● EXERCISE INSTRUCTIONS
Could you show all lines in the entries below that contain the string "keys"?

Web page and app entries
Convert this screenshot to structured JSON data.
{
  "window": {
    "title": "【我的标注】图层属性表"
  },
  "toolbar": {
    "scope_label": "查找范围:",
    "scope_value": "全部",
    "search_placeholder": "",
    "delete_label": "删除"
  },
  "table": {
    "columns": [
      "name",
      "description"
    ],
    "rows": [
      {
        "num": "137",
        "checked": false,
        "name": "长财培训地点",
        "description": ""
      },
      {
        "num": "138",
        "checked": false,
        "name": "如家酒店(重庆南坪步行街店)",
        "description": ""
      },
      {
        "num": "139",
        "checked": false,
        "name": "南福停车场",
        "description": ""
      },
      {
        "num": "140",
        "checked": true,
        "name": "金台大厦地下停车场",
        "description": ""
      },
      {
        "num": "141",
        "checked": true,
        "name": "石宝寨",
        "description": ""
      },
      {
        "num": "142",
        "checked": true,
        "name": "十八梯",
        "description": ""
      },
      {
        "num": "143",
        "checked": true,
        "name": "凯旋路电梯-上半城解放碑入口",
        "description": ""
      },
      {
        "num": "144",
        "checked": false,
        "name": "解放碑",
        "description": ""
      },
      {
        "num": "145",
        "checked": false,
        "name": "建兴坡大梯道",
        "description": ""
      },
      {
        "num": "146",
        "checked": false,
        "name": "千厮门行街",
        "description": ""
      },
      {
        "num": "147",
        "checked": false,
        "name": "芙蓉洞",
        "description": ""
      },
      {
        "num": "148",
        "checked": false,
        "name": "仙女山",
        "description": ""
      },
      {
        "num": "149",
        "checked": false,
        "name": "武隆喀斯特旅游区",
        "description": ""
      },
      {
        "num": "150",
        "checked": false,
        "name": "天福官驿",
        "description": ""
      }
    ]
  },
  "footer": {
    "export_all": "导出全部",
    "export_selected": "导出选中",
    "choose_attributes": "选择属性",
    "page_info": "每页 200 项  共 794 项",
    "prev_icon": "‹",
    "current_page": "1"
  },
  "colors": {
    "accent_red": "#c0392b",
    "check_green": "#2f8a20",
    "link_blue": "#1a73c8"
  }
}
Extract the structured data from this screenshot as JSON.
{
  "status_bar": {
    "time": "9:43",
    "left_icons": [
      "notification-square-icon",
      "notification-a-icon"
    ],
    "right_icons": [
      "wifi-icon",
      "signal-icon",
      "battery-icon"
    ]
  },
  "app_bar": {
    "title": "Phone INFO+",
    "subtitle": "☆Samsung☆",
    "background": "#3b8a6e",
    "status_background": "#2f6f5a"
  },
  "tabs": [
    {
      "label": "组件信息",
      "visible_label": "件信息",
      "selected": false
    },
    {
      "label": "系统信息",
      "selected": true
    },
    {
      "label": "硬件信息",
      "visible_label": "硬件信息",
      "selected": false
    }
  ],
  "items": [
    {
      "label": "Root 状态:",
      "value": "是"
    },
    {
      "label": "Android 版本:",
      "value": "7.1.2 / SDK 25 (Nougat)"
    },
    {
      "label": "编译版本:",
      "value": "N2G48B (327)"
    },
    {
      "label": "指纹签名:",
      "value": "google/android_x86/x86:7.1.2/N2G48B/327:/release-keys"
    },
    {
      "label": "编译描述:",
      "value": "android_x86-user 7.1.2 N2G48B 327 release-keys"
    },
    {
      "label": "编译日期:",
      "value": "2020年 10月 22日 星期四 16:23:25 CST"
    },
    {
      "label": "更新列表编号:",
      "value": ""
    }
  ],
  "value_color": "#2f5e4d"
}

● FINISHED EXERCISE
      "value": "google/android_x86/x86:7.1.2/N2G48B/327:/release-keys"
      "value": "android_x86-user 7.1.2 N2G48B 327 release-keys"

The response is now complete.